DATA TO EXAMINE »
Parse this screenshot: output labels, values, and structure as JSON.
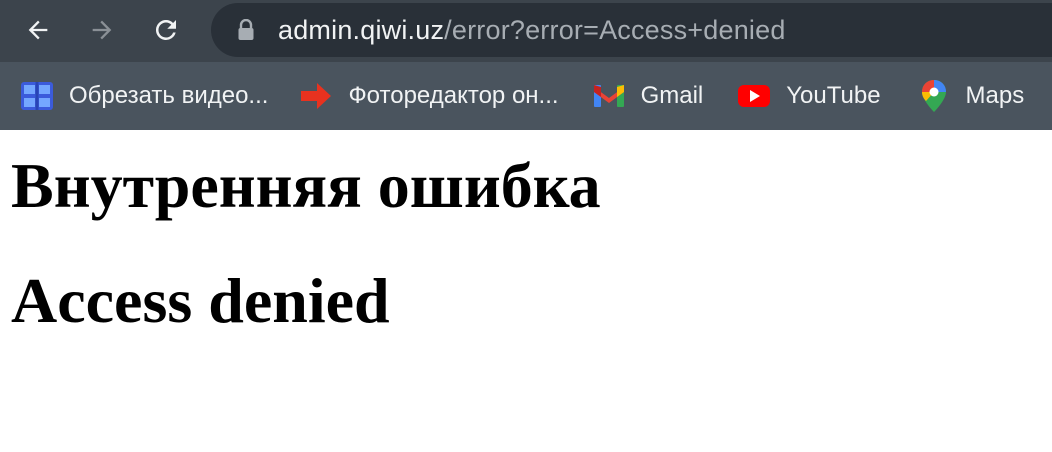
{
  "browser": {
    "url_host": "admin.qiwi.uz",
    "url_path": "/error?error=Access+denied",
    "bookmarks": [
      {
        "label": "Обрезать видео...",
        "icon": "video-trim-icon"
      },
      {
        "label": "Фоторедактор он...",
        "icon": "red-arrow-icon"
      },
      {
        "label": "Gmail",
        "icon": "gmail-icon"
      },
      {
        "label": "YouTube",
        "icon": "youtube-icon"
      },
      {
        "label": "Maps",
        "icon": "maps-pin-icon"
      }
    ],
    "colors": {
      "toolbar": "#3c444c",
      "omnibox": "#293038",
      "bookmarks_bar": "#4a545e",
      "text": "#f1f3f4"
    }
  },
  "page": {
    "error_title": "Внутренняя ошибка",
    "error_message": "Access denied"
  }
}
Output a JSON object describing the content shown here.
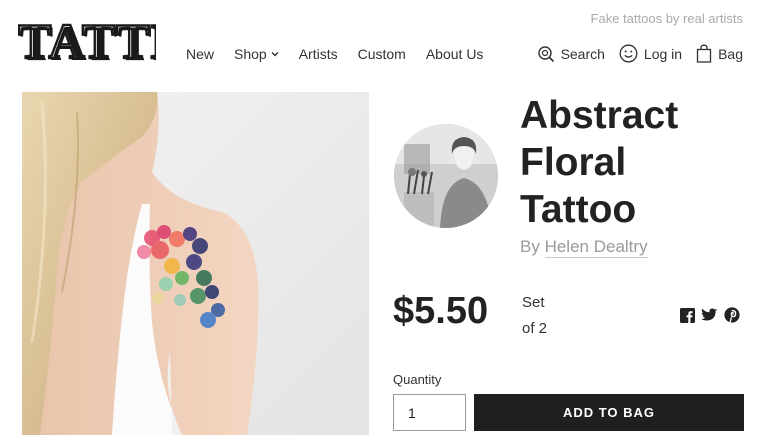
{
  "brand": {
    "logo_text": "TATTLY",
    "tagline": "Fake tattoos by real artists"
  },
  "nav": [
    {
      "label": "New"
    },
    {
      "label": "Shop"
    },
    {
      "label": "Artists"
    },
    {
      "label": "Custom"
    },
    {
      "label": "About Us"
    }
  ],
  "utilities": {
    "search": "Search",
    "login": "Log in",
    "bag": "Bag"
  },
  "icons": {
    "search": "search-icon",
    "login": "smiley-icon",
    "bag": "bag-icon",
    "facebook": "facebook-icon",
    "twitter": "twitter-icon",
    "pinterest": "pinterest-icon"
  },
  "product": {
    "title_line1": "Abstract",
    "title_line2": "Floral",
    "title_line3": "Tattoo",
    "by_prefix": "By",
    "artist": "Helen Dealtry",
    "price": "$5.50",
    "set_line1": "Set",
    "set_line2": "of 2",
    "quantity_label": "Quantity",
    "quantity_value": "1",
    "add_to_bag": "ADD TO BAG"
  },
  "colors": {
    "button_bg": "#1f1f1f",
    "muted_text": "#9a9a9a",
    "text": "#222222"
  }
}
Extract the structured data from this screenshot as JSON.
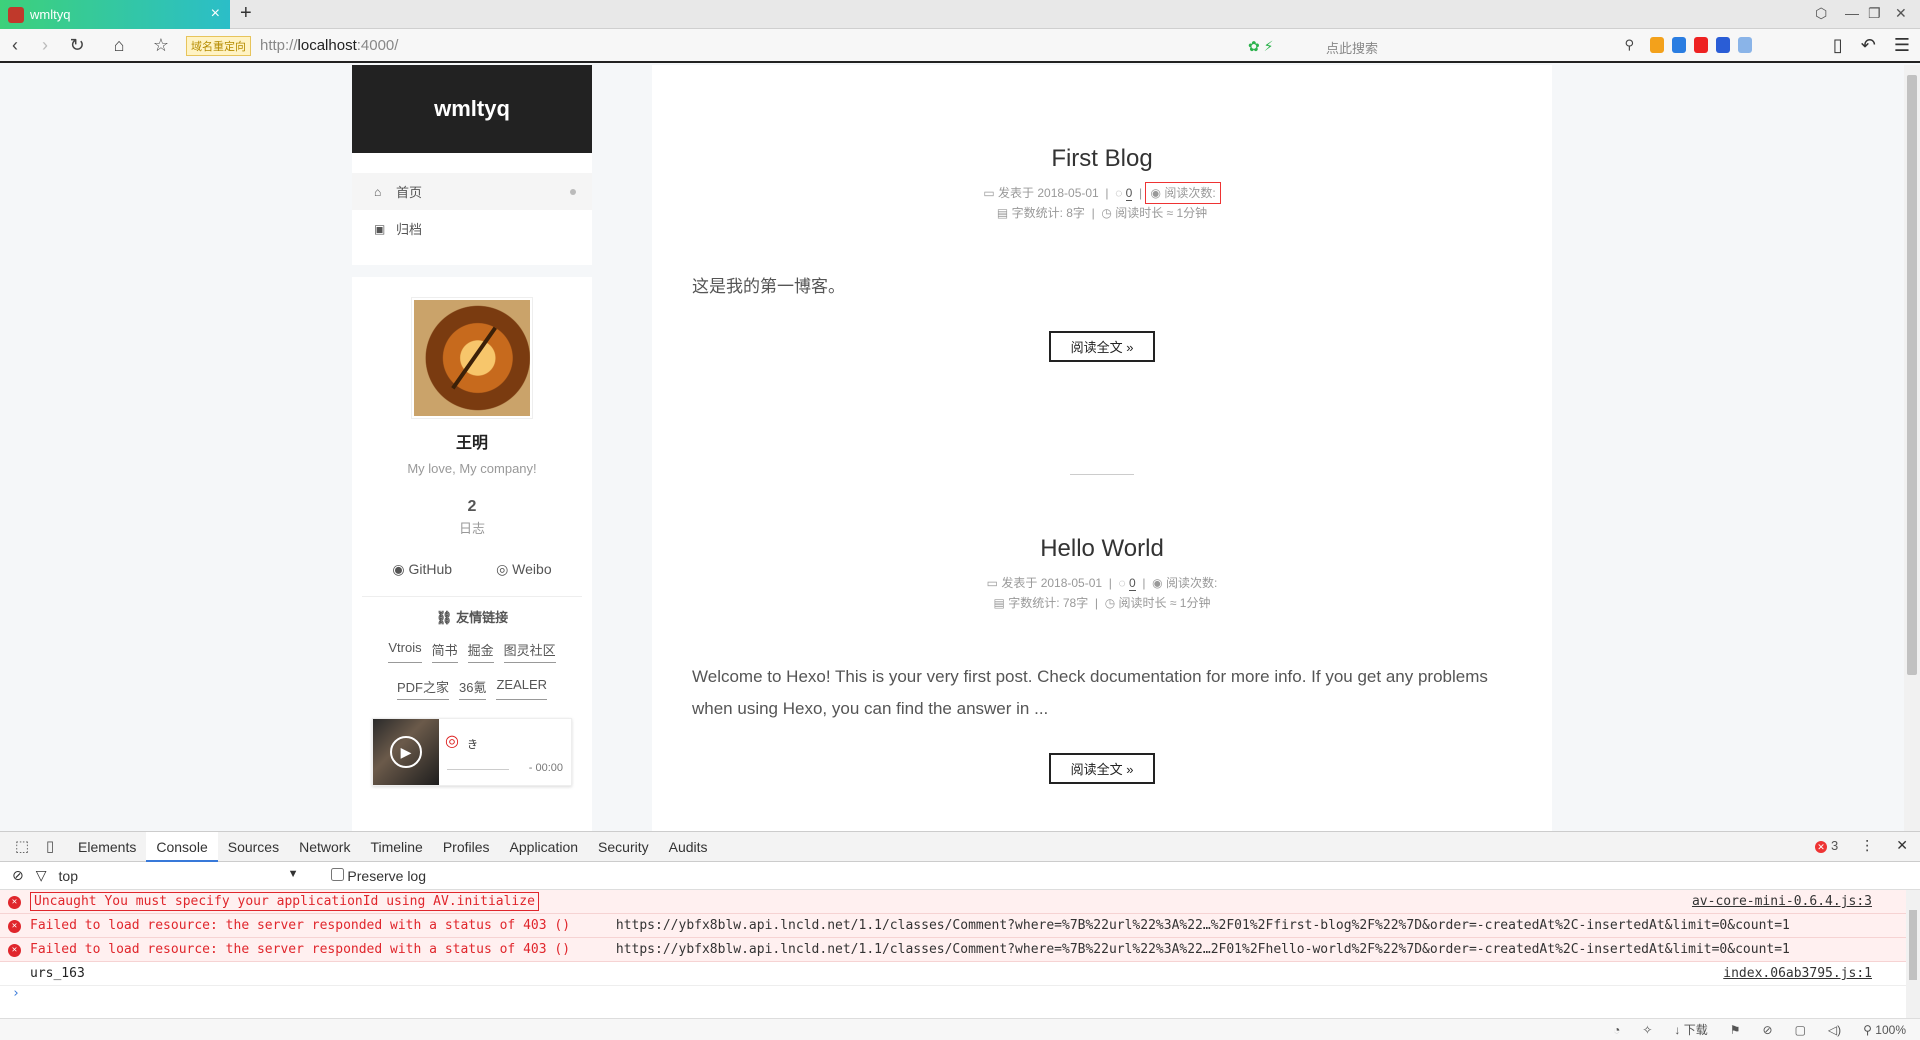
{
  "browser": {
    "tab_title": "wmltyq",
    "tab_close": "×",
    "new_tab": "+",
    "redirect_badge": "域名重定向",
    "url_scheme": "http://",
    "url_host": "localhost",
    "url_rest": ":4000/",
    "search_placeholder": "点此搜索"
  },
  "sidebar": {
    "brand": "wmltyq",
    "menu": [
      {
        "label": "首页",
        "icon": "home-icon"
      },
      {
        "label": "归档",
        "icon": "archive-icon"
      }
    ],
    "author_name": "王明",
    "motto": "My love, My company!",
    "posts_count": "2",
    "posts_label": "日志",
    "social": [
      {
        "label": "GitHub",
        "icon": "github-icon"
      },
      {
        "label": "Weibo",
        "icon": "weibo-icon"
      }
    ],
    "links_title": "友情链接",
    "links_row1": [
      "Vtrois",
      "简书",
      "掘金",
      "图灵社区"
    ],
    "links_row2": [
      "PDF之家",
      "36氪",
      "ZEALER"
    ],
    "player": {
      "song": "き",
      "time": "- 00:00"
    }
  },
  "posts": [
    {
      "title": "First Blog",
      "published": "发表于 2018-05-01",
      "comments": "0",
      "views": "阅读次数:",
      "wordcount": "字数统计: 8字",
      "readtime": "阅读时长 ≈ 1分钟",
      "excerpt": "这是我的第一博客。",
      "readmore": "阅读全文 »"
    },
    {
      "title": "Hello World",
      "published": "发表于 2018-05-01",
      "comments": "0",
      "views": "阅读次数:",
      "wordcount": "字数统计: 78字",
      "readtime": "阅读时长 ≈ 1分钟",
      "excerpt": "Welcome to Hexo! This is your very first post. Check documentation for more info. If you get any problems when using Hexo, you can find the answer in ...",
      "readmore": "阅读全文 »"
    }
  ],
  "devtools": {
    "tabs": [
      "Elements",
      "Console",
      "Sources",
      "Network",
      "Timeline",
      "Profiles",
      "Application",
      "Security",
      "Audits"
    ],
    "active_tab": "Console",
    "error_count": "3",
    "context": "top",
    "preserve_log": "Preserve log",
    "messages": [
      {
        "type": "error",
        "text": "Uncaught You must specify your applicationId using AV.initialize",
        "source": "av-core-mini-0.6.4.js:3"
      },
      {
        "type": "error",
        "text": "Failed to load resource: the server responded with a status of 403 ()",
        "url": "https://ybfx8blw.api.lncld.net/1.1/classes/Comment?where=%7B%22url%22%3A%22…%2F01%2Ffirst-blog%2F%22%7D&order=-createdAt%2C-insertedAt&limit=0&count=1"
      },
      {
        "type": "error",
        "text": "Failed to load resource: the server responded with a status of 403 ()",
        "url": "https://ybfx8blw.api.lncld.net/1.1/classes/Comment?where=%7B%22url%22%3A%22…2F01%2Fhello-world%2F%22%7D&order=-createdAt%2C-insertedAt&limit=0&count=1"
      },
      {
        "type": "log",
        "text": "urs_163",
        "source": "index.06ab3795.js:1"
      }
    ],
    "prompt": "›"
  },
  "statusbar": {
    "download": "下载",
    "zoom": "100%"
  },
  "colors": {
    "accent": "#3879d9",
    "error": "#e0262c",
    "tab_gradient_start": "#3dd17a",
    "tab_gradient_end": "#2bbec8",
    "brand_bg": "#222222"
  }
}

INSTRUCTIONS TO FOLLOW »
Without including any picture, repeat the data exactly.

RESULT BELOW »
Parse this screenshot: output labels, values, and structure as JSON.
{
  "browser": {
    "url_host": "admin.qiwi.uz",
    "url_path": "/error?error=Access+denied",
    "bookmarks": [
      {
        "label": "Обрезать видео...",
        "icon": "video-trim-icon"
      },
      {
        "label": "Фоторедактор он...",
        "icon": "red-arrow-icon"
      },
      {
        "label": "Gmail",
        "icon": "gmail-icon"
      },
      {
        "label": "YouTube",
        "icon": "youtube-icon"
      },
      {
        "label": "Maps",
        "icon": "maps-pin-icon"
      }
    ],
    "colors": {
      "toolbar": "#3c444c",
      "omnibox": "#293038",
      "bookmarks_bar": "#4a545e",
      "text": "#f1f3f4"
    }
  },
  "page": {
    "error_title": "Внутренняя ошибка",
    "error_message": "Access denied"
  }
}
Output a JSON object describing the content shown here.
{
  "brand": {
    "logo_text": "TATTLY",
    "tagline": "Fake tattoos by real artists"
  },
  "nav": [
    {
      "label": "New"
    },
    {
      "label": "Shop"
    },
    {
      "label": "Artists"
    },
    {
      "label": "Custom"
    },
    {
      "label": "About Us"
    }
  ],
  "utilities": {
    "search": "Search",
    "login": "Log in",
    "bag": "Bag"
  },
  "icons": {
    "search": "search-icon",
    "login": "smiley-icon",
    "bag": "bag-icon",
    "facebook": "facebook-icon",
    "twitter": "twitter-icon",
    "pinterest": "pinterest-icon"
  },
  "product": {
    "title_line1": "Abstract",
    "title_line2": "Floral",
    "title_line3": "Tattoo",
    "by_prefix": "By",
    "artist": "Helen Dealtry",
    "price": "$5.50",
    "set_line1": "Set",
    "set_line2": "of 2",
    "quantity_label": "Quantity",
    "quantity_value": "1",
    "add_to_bag": "ADD TO BAG"
  },
  "colors": {
    "button_bg": "#1f1f1f",
    "muted_text": "#9a9a9a",
    "text": "#222222"
  }
}
Extract the structured data from this screenshot as JSON.
{
  "browser": {
    "tab_title": "wmltyq",
    "tab_close": "×",
    "new_tab": "+",
    "redirect_badge": "域名重定向",
    "url_scheme": "http://",
    "url_host": "localhost",
    "url_rest": ":4000/",
    "search_placeholder": "点此搜索"
  },
  "sidebar": {
    "brand": "wmltyq",
    "menu": [
      {
        "label": "首页",
        "icon": "home-icon"
      },
      {
        "label": "归档",
        "icon": "archive-icon"
      }
    ],
    "author_name": "王明",
    "motto": "My love, My company!",
    "posts_count": "2",
    "posts_label": "日志",
    "social": [
      {
        "label": "GitHub",
        "icon": "github-icon"
      },
      {
        "label": "Weibo",
        "icon": "weibo-icon"
      }
    ],
    "links_title": "友情链接",
    "links_row1": [
      "Vtrois",
      "简书",
      "掘金",
      "图灵社区"
    ],
    "links_row2": [
      "PDF之家",
      "36氪",
      "ZEALER"
    ],
    "player": {
      "song": "き",
      "time": "- 00:00"
    }
  },
  "posts": [
    {
      "title": "First Blog",
      "published": "发表于 2018-05-01",
      "comments": "0",
      "views": "阅读次数:",
      "wordcount": "字数统计: 8字",
      "readtime": "阅读时长 ≈ 1分钟",
      "excerpt": "这是我的第一博客。",
      "readmore": "阅读全文 »"
    },
    {
      "title": "Hello World",
      "published": "发表于 2018-05-01",
      "comments": "0",
      "views": "阅读次数:",
      "wordcount": "字数统计: 78字",
      "readtime": "阅读时长 ≈ 1分钟",
      "excerpt": "Welcome to Hexo! This is your very first post. Check documentation for more info. If you get any problems when using Hexo, you can find the answer in ...",
      "readmore": "阅读全文 »"
    }
  ],
  "devtools": {
    "tabs": [
      "Elements",
      "Console",
      "Sources",
      "Network",
      "Timeline",
      "Profiles",
      "Application",
      "Security",
      "Audits"
    ],
    "active_tab": "Console",
    "error_count": "3",
    "context": "top",
    "preserve_log": "Preserve log",
    "messages": [
      {
        "type": "error",
        "text": "Uncaught You must specify your applicationId using AV.initialize",
        "source": "av-core-mini-0.6.4.js:3"
      },
      {
        "type": "error",
        "text": "Failed to load resource: the server responded with a status of 403 ()",
        "url": "https://ybfx8blw.api.lncld.net/1.1/classes/Comment?where=%7B%22url%22%3A%22…%2F01%2Ffirst-blog%2F%22%7D&order=-createdAt%2C-insertedAt&limit=0&count=1"
      },
      {
        "type": "error",
        "text": "Failed to load resource: the server responded with a status of 403 ()",
        "url": "https://ybfx8blw.api.lncld.net/1.1/classes/Comment?where=%7B%22url%22%3A%22…2F01%2Fhello-world%2F%22%7D&order=-createdAt%2C-insertedAt&limit=0&count=1"
      },
      {
        "type": "log",
        "text": "urs_163",
        "source": "index.06ab3795.js:1"
      }
    ],
    "prompt": "›"
  },
  "statusbar": {
    "download": "下载",
    "zoom": "100%"
  },
  "colors": {
    "accent": "#3879d9",
    "error": "#e0262c",
    "tab_gradient_start": "#3dd17a",
    "tab_gradient_end": "#2bbec8",
    "brand_bg": "#222222"
  }
}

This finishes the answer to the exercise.